→ **The records**:

▼

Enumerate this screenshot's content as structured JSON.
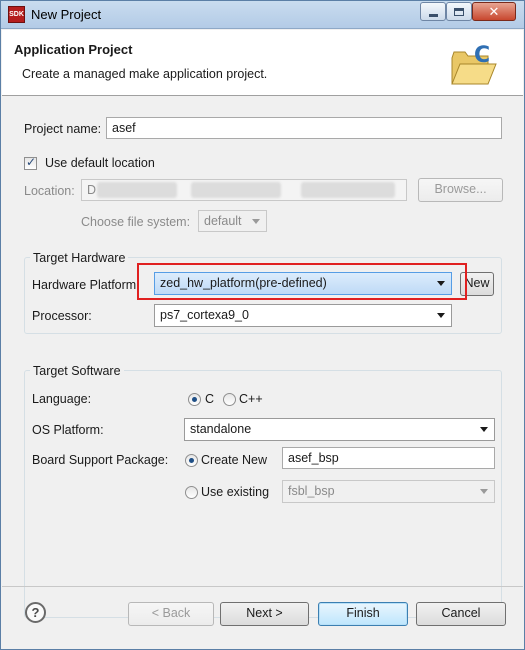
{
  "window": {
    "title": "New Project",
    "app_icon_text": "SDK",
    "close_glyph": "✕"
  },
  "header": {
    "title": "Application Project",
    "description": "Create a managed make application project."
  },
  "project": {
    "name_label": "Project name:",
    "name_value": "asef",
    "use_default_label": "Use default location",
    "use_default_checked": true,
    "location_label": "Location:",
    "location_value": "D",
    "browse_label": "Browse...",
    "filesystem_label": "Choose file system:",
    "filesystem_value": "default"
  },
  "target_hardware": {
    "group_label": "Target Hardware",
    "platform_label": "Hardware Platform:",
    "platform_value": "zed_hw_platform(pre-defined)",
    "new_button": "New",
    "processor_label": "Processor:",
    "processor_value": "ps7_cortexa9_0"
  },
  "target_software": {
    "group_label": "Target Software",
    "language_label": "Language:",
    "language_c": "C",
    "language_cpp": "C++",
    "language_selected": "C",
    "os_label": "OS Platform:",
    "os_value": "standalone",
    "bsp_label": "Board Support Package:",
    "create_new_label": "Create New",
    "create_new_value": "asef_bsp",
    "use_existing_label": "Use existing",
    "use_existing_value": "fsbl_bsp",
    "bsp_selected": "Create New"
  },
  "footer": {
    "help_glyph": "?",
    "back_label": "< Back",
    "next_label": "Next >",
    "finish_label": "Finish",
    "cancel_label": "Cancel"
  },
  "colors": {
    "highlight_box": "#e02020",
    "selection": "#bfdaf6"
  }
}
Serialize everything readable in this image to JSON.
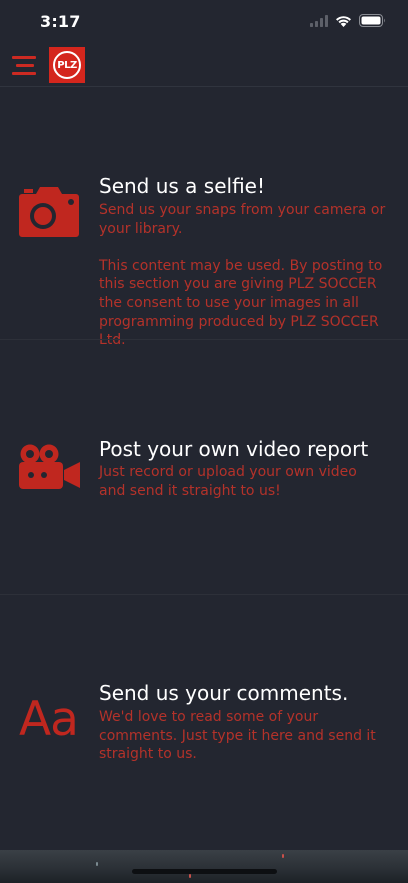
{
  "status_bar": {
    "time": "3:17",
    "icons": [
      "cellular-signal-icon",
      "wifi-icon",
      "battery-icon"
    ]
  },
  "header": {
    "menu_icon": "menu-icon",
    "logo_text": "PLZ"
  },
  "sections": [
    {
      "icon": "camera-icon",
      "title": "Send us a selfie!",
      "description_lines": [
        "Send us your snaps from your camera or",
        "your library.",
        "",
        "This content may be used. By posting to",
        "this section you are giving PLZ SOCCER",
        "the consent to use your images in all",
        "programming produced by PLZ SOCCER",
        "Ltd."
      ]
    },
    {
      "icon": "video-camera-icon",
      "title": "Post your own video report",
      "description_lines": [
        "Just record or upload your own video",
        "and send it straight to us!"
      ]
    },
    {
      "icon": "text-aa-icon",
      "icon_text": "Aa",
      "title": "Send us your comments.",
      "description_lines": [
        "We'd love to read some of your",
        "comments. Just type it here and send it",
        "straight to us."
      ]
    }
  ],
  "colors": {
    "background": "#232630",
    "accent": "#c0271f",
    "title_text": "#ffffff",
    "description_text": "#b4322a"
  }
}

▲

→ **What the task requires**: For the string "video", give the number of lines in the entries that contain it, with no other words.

→ **The completed task**: 3